The lottery is one of the few things in life that doesn’t discriminate – whether you are black, white, Mexican or Chinese, fat, skinny, short or tall. It does not care about your age, whether you were born rich or poor or if you are republican or democratic. If you have the numbers, you win. That is why so many people play – it’s not just for the money. It’s because winning the lottery is an equalizer.
But the fact that the odds are incredibly good for everyone is also problematic. It masks the regressivity of lotteries and it contributes to this weird meritocratic belief that we’re all going to be rich someday.
Lottery has long been a popular way for governments to raise money, and it is used in many different ways. For example, it can be used to fund the building of roads and bridges, or it could help pay for education. In the past, government-sponsored lotteries have even been used to raise funds for a variety of social services.

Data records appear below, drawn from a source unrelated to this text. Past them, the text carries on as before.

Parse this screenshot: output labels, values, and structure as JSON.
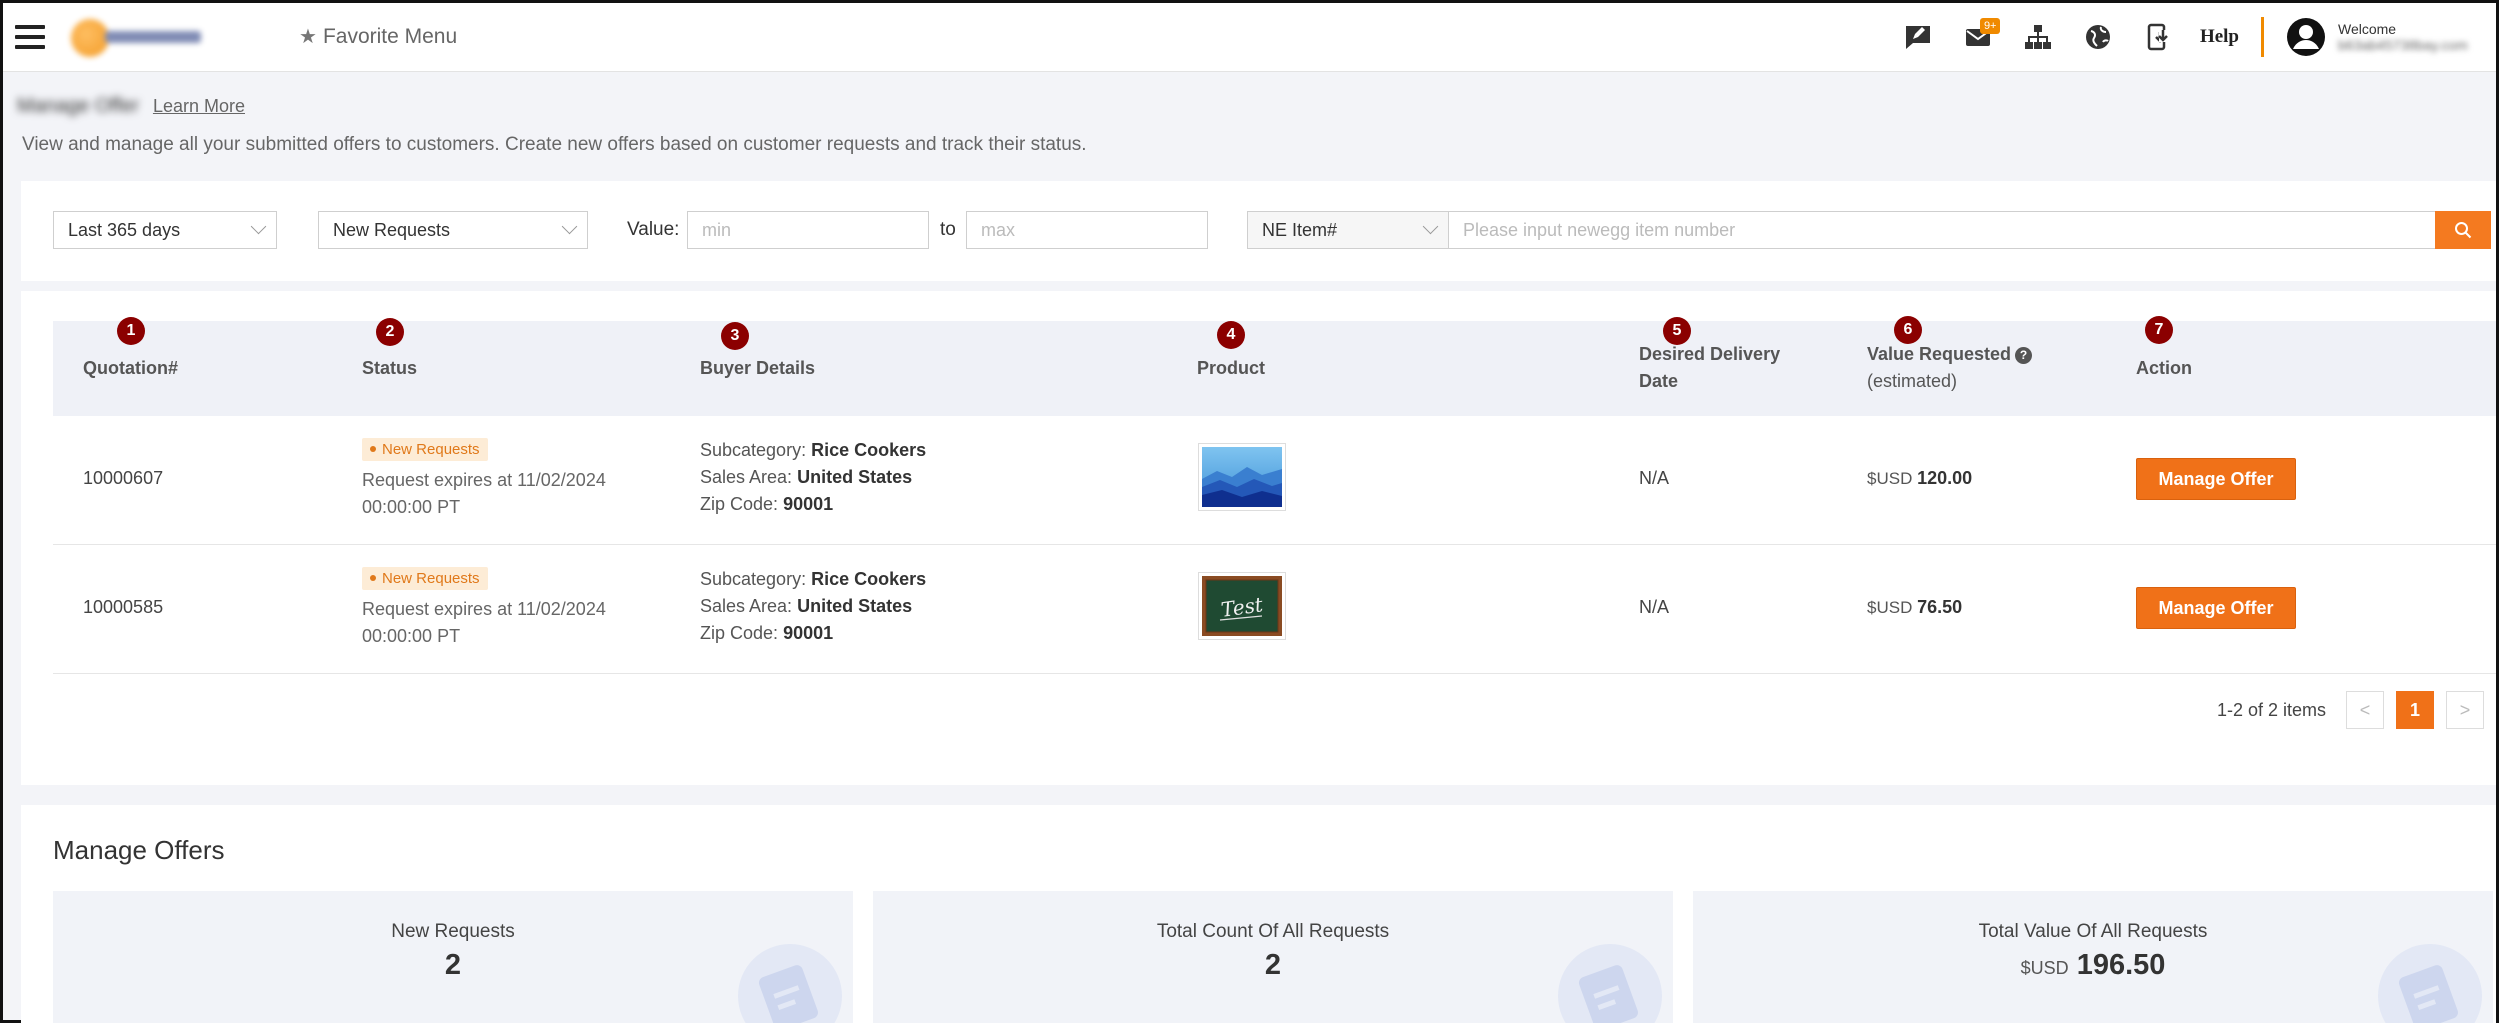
{
  "topbar": {
    "favorite_label": "Favorite Menu",
    "mail_badge": "9+",
    "help_label": "Help",
    "welcome_label": "Welcome",
    "user_name": "b63ab45738bay.com"
  },
  "page": {
    "title": "Manage Offer",
    "learn_more": "Learn More",
    "description": "View and manage all your submitted offers to customers. Create new offers based on customer requests and track their status."
  },
  "filters": {
    "date_range": "Last 365 days",
    "status": "New Requests",
    "value_label": "Value:",
    "min_placeholder": "min",
    "to_label": "to",
    "max_placeholder": "max",
    "search_type": "NE Item#",
    "search_placeholder": "Please input newegg item number"
  },
  "table": {
    "headers": {
      "quotation": "Quotation#",
      "status": "Status",
      "buyer": "Buyer Details",
      "product": "Product",
      "delivery_line1": "Desired Delivery",
      "delivery_line2": "Date",
      "value_line1": "Value Requested",
      "value_line2": "(estimated)",
      "action": "Action"
    },
    "markers": [
      "1",
      "2",
      "3",
      "4",
      "5",
      "6",
      "7"
    ],
    "rows": [
      {
        "quotation": "10000607",
        "status_badge": "New Requests",
        "expiry_line1": "Request expires at 11/02/2024",
        "expiry_line2": "00:00:00 PT",
        "subcategory_label": "Subcategory:",
        "subcategory": "Rice Cookers",
        "sales_area_label": "Sales Area:",
        "sales_area": "United States",
        "zip_label": "Zip Code:",
        "zip": "90001",
        "product_image": "blue-mountains-image",
        "delivery": "N/A",
        "currency": "$USD",
        "value": "120.00",
        "action": "Manage Offer"
      },
      {
        "quotation": "10000585",
        "status_badge": "New Requests",
        "expiry_line1": "Request expires at 11/02/2024",
        "expiry_line2": "00:00:00 PT",
        "subcategory_label": "Subcategory:",
        "subcategory": "Rice Cookers",
        "sales_area_label": "Sales Area:",
        "sales_area": "United States",
        "zip_label": "Zip Code:",
        "zip": "90001",
        "product_image": "chalkboard-test-image",
        "product_image_text": "Test",
        "delivery": "N/A",
        "currency": "$USD",
        "value": "76.50",
        "action": "Manage Offer"
      }
    ],
    "pagination": {
      "info": "1-2 of 2 items",
      "prev": "<",
      "current": "1",
      "next": ">"
    }
  },
  "manage_offers": {
    "title": "Manage Offers",
    "cards": [
      {
        "label": "New Requests",
        "value": "2"
      },
      {
        "label": "Total Count Of All Requests",
        "value": "2"
      },
      {
        "label": "Total Value Of All Requests",
        "unit": "$USD",
        "value": "196.50"
      }
    ]
  },
  "colors": {
    "accent": "#f07118",
    "marker": "#8b0000",
    "badge_bg": "#fdecd6"
  }
}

In general, the more tickets you buy in a given lottery drawing, the better your chances of winning are. However, you must be careful to select random numbers if you want to increase your chances of winning. You should avoid selecting numbers that have sentimental value to you, such as those associated with your birthday or your favorite sports team. It is important to note that no number is luckier than another, as the results of each drawing are purely random.